"My husband and I reached out to Amira to commission a piece of art that would commemorate a very special time in our lives. We were initially drawn to her work because of the vibrant colours she uses. They're fresh and modern, and every time you look at those colours and how they work together, it puts you in a better mood. And that's exactly what she created for us.

Our commissioned piece is beautiful. It brightens our living space and makes me happy every time I see it. And the process of working with Amira was wonderful. She gave us a lot of opportunities to provide feedback, she kept us informed and updated during the creation process, and she continuously put us a ease by taking time to answer any questions we had. We couldn't have asked for a better experience, and we'd definitely recommend her to others."

I'm very happy that my work was well-received. It truly is a collaborative experience and yet Jill and Brad gave me enough creative freedom to create a work of art for them without being too confined. It's unique and just for them, and will continue to remind them of the beautiful Fogo Island and their wedding experience.  I wish them well on their journey ahead!

Here's Jill & Brad's painting hanging, framed in their home.

Here's Jill & Brad's painting hanging, framed in their home.

Thank you for reading and hope you enjoyed this detailed blog post. The commission process is really that straightforward. To learn more, visit my page on commissions here. 

Enjoy these last few photos of the Fogo Island.

If you could commission a painting, what would you chose? An abstract, one of my camels, or something figurative? 

Interview With AphroChic

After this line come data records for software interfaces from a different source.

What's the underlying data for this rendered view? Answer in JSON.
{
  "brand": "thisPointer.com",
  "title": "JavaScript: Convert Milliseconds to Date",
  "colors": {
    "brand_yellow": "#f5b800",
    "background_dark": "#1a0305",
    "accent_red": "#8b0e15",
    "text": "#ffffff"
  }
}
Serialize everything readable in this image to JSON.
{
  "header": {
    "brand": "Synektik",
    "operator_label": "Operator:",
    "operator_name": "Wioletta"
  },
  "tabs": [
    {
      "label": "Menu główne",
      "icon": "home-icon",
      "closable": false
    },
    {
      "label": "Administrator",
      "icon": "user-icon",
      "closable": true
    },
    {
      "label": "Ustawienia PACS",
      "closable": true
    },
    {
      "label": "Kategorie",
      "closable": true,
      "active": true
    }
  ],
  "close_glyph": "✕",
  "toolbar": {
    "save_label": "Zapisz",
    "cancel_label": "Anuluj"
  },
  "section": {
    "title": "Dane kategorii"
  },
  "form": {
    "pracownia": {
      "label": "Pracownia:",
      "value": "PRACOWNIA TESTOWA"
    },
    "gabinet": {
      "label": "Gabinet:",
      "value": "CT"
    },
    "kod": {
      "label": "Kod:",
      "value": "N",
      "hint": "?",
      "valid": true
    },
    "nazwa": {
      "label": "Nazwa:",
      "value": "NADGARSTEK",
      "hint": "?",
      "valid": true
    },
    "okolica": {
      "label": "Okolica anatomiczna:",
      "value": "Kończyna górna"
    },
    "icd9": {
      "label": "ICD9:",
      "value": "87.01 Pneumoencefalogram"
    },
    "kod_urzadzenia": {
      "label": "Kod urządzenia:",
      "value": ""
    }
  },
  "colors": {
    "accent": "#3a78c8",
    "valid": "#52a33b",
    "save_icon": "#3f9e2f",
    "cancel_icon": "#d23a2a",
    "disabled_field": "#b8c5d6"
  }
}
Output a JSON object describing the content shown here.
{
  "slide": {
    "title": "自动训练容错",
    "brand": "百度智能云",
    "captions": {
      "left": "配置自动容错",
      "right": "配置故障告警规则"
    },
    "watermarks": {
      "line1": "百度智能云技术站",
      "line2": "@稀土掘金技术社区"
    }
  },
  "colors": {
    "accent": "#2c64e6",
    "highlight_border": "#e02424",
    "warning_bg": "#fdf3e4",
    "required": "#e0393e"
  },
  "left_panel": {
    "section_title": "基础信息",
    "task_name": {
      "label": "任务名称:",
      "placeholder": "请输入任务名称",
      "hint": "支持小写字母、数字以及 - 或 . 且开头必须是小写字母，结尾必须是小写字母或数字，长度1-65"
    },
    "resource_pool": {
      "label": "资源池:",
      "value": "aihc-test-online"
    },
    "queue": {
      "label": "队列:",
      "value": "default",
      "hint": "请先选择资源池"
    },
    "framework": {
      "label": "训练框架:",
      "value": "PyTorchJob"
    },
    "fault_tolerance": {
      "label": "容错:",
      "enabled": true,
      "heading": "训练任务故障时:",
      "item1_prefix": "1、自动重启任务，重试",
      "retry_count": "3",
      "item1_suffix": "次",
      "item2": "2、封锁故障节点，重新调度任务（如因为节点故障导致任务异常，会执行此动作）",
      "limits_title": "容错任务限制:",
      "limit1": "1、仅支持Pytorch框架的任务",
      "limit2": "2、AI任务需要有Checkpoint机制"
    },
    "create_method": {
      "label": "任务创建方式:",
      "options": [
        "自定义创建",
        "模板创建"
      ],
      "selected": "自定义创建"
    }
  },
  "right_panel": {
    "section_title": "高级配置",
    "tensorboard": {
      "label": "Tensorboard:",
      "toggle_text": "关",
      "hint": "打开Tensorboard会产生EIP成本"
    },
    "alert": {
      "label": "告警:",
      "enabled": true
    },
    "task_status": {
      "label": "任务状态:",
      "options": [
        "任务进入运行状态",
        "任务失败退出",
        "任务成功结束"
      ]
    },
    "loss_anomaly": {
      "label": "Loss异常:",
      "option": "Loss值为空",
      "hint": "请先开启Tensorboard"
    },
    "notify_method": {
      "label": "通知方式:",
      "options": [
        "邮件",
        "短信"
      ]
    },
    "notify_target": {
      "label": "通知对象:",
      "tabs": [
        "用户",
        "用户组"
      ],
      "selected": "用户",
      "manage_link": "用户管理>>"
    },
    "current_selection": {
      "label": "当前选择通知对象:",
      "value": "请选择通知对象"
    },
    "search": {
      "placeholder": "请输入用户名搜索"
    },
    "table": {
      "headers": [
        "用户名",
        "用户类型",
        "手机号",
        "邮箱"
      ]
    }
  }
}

Today on the blog, I wanted to share a recent feature with AphroChic. Here's a quick excerpt: 

 

Amira Rahim‘s work is incredibly evocative. Her eye-catching paintings take you inside a colorful world, where vibrant hues literally jump off the canvas. Recently showing work in Abu Dhabi and LA’s popular Fig House, the New Jersey native is dedicated to her mission – making the world a more colorful place, one painting at a time. We spoke with Amira about the inspiration for her bold, abstract pieces.
You’ve lived in Texas and Abu Dhabi but were born and raised in Newark, New Jersey. Can you discuss these three very distinct places in relation to your work, and which is the place you call home?
I grew up in Newark, New Jersey, which is home to many creative and artistic legends including Whitney Houston, Queen Latifah, and Sara Vaughn. Some of my earliest childhood memories include going to the Newark Museum for art classes and activities as a child. There was always something buzzing, like a concert or a show. It’s a city with great problems but great energy too. I think it definitely shaped me as a woman and a human being. My outlook on issues like poverty, public health, and much of how I move through life came from this city.
My high school, Science High, was very diverse. I had so many Portuguese and Spanish-speaking classmates for the first time and I was that annoying kid who would always ask people where they were from after the first 5 minutes into a conversation. So I guess you could say growing up in Newark, New Jersey made me curious and unafraid of seeing what was outside of the city borders. I later traveled to Brazil and then Europe, and recently, lived in Abu Dhabi, the place that sparked the birth of my art practice as I know it today.

 

Read the full interview here.